Category Archive for: ‘Carol Benet’
Two Art/ Architecture Exhibits in Cincinnati, Ohio
Two innovative artists, Chris Larson and Mark de Jong, have been awarded intriguing exhibits at the Lois and Richard Rosenthal Contemporary Arts Center in Cincinnati, Ohio.
The renovated museum itself is somewhat of a wonder as it was designed by Zaha Hadid and completed in 2003. The “Starchitect” Hadid had completed interesting buildings and museums all over the world before her untimely death in 2016 at the age of 65.
The CAC , one of her best design, also achieved notoriety in 1990 before the renewal when it was sued over exhibiting Robert Mapplethorpe’s photographs then considered pornography. The museum and its director, Dennis Barry, were finally acquitted but by then the exhibit had travelled all over the country.
Currently two artists, both 52 years old, are each awarded an entire floor of the museum. Chris Larson’s “Function is Redundant” is a series of photographs and items from his earlier works. One group of photos concentrates on a house in his home territory Minnesota in the middle of winter where the exterior and interior have been covered with layers of ice that cover the outside and the common objects in a bedroom and kitchen. One image shows a simple white wooden glad house in the middle of a snowy setting. A bedroom has white curtains dripping with icicles and a kitchen has table and chairs and appliances frozen in time.
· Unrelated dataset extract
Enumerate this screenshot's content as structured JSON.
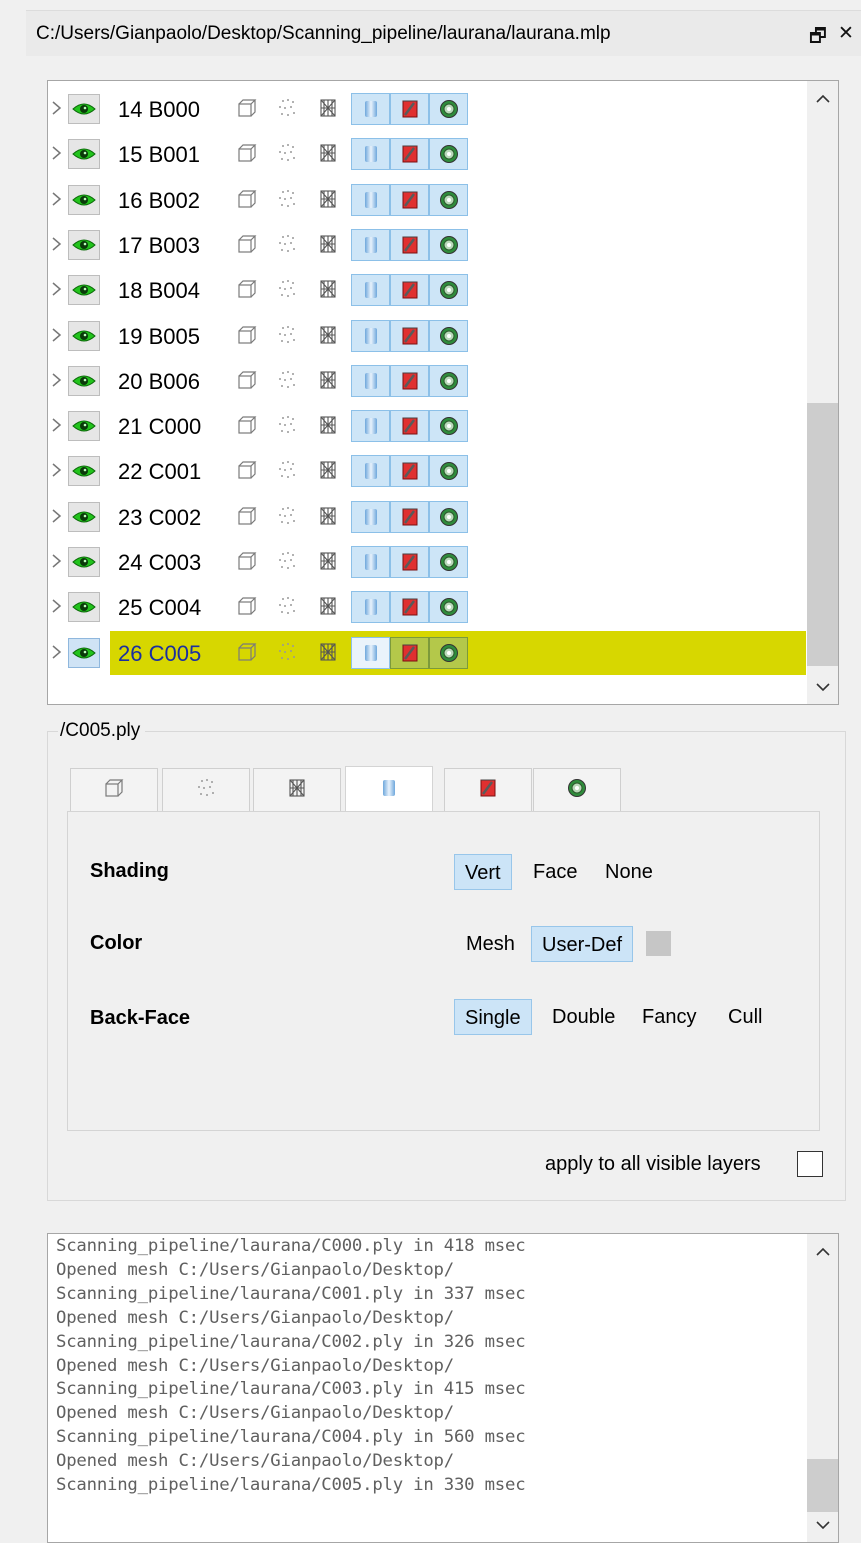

Photographs of “The Raft”, “Crush Collision” and “Heavy Rotation” show the artists’s fascination with change and with spinning and transforming walls and objects. His studio, some of which is on display, has fascinated artists such as famous artists Bruce Nauman and Dieter Roth. Here a part of the studio is seen with a water floor with a covered water and then the whole room rotates so that the water then covers the walls as if it were a floor.
In a corner of the second floor of the museum, otherwise devoted to Mark de Jong, Larson has reproduced a room in the museum with shelves on the wall and other office furniture but here he has rotated the room 90 degrees so that shelves with books are now topsy-turvy.
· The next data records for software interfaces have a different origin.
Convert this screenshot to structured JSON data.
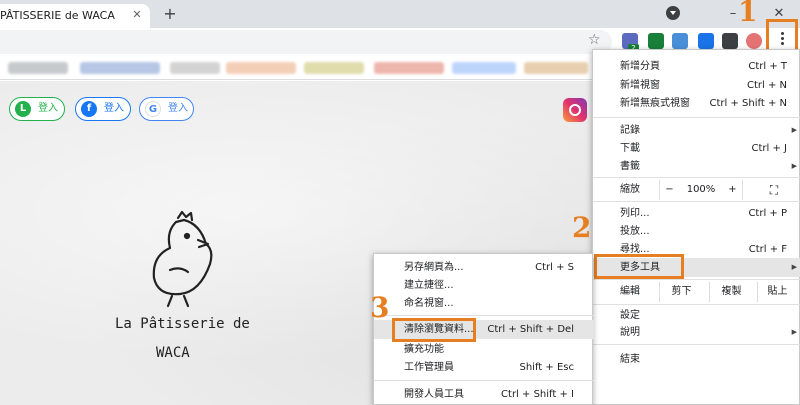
{
  "tab": {
    "title": "PÂTISSERIE de WACA",
    "close": "✕",
    "new_tab": "+"
  },
  "window": {
    "minimize": "–",
    "close": "✕"
  },
  "toolbar": {
    "star": "☆",
    "badge": "2"
  },
  "login": {
    "line": {
      "label": "登入",
      "icon": "L"
    },
    "facebook": {
      "label": "登入",
      "icon": "f"
    },
    "google": {
      "label": "登入",
      "icon": "G"
    }
  },
  "logo": {
    "line1": "La Pâtisserie de",
    "line2": "WACA"
  },
  "main_menu": {
    "new_tab": {
      "label": "新增分頁",
      "shortcut": "Ctrl + T"
    },
    "new_window": {
      "label": "新增視窗",
      "shortcut": "Ctrl + N"
    },
    "incognito": {
      "label": "新增無痕式視窗",
      "shortcut": "Ctrl + Shift + N"
    },
    "history": {
      "label": "記錄"
    },
    "downloads": {
      "label": "下載",
      "shortcut": "Ctrl + J"
    },
    "bookmarks": {
      "label": "書籤"
    },
    "zoom": {
      "label": "縮放",
      "minus": "−",
      "value": "100%",
      "plus": "+",
      "fullscreen": "⛶"
    },
    "print": {
      "label": "列印...",
      "shortcut": "Ctrl + P"
    },
    "cast": {
      "label": "投放..."
    },
    "find": {
      "label": "尋找...",
      "shortcut": "Ctrl + F"
    },
    "more_tools": {
      "label": "更多工具"
    },
    "edit": {
      "label": "編輯",
      "cut": "剪下",
      "copy": "複製",
      "paste": "貼上"
    },
    "settings": {
      "label": "設定"
    },
    "help": {
      "label": "說明"
    },
    "exit": {
      "label": "結束"
    }
  },
  "sub_menu": {
    "save_page": {
      "label": "另存網頁為...",
      "shortcut": "Ctrl + S"
    },
    "create_shortcut": {
      "label": "建立捷徑..."
    },
    "name_window": {
      "label": "命名視窗..."
    },
    "clear_data": {
      "label": "清除瀏覽資料...",
      "shortcut": "Ctrl + Shift + Del"
    },
    "extensions": {
      "label": "擴充功能"
    },
    "task_manager": {
      "label": "工作管理員",
      "shortcut": "Shift + Esc"
    },
    "devtools": {
      "label": "開發人員工具",
      "shortcut": "Ctrl + Shift + I"
    }
  },
  "steps": {
    "one": "1",
    "two": "2",
    "three": "3"
  },
  "colors": {
    "highlight": "#e67e22",
    "line_green": "#22b14c",
    "facebook_blue": "#1877f2",
    "google_blue": "#4285f4"
  }
}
In another work is a pastiche of a Magritte painting called “Not to be Reproduced” from 1937 that shows the influence of this Belgian surrealist on Larson. Literary references, especially to Flannery O’Connor’s short story “Wise Blood”, are noteworthy as Larson admired her distortions. Like O’Connor, the painter’s thinks “Nothing is ever resolved.”
Mark de Jong is a Cincinnati artist who’s “Swing House” is the subject of his installation on the second floor of the museum. Here he took the interior items and some from outside of a house in a neighborhood of modest homes in a a section of Cincinnati called Camp Washington for the installation. For his “Swing House” he gutted all the interior including the floors and made one three story room on the main level that serves as kitchen, dining area, living room and bedroom, all without divisions.
From the ceiling of the third floor he extended a swing that comes down to the same level as the bed on the existing first floor. The inside walls of what were once separate rooms are exposed with the different wall papers peeling from age. Parts of these walls and bricks and stones from outside are on display. Most striking for the museum installation is the central interior staircase that has been disassembled and put together at all new angles. De Jong has taken slats or strips of wooden pieces from the interior walls and fashioned them into different forms, one a large empty cylindrical. Punched out circles of all different colors of plaster are displayed on the wall in an attractive pattern . The artist De Jong ran a high end interior refinishing business for 11 years until 2012. He is now working on radical transformatccsion for a “Square House” on the street next to the “Swing House” located at 1372 Avon Place, Camp Washington, Cincinnati, where I was able to peek through a window to see the interior. I had missed the Open House the day before. De Jong’s ideas about form, urbanism, materials and other related subjects are abstract and very original.
Both exhibits of Chris Larson and Mark de Jong’s work are on display through September 2, 2018. contemporaryartscenter.org.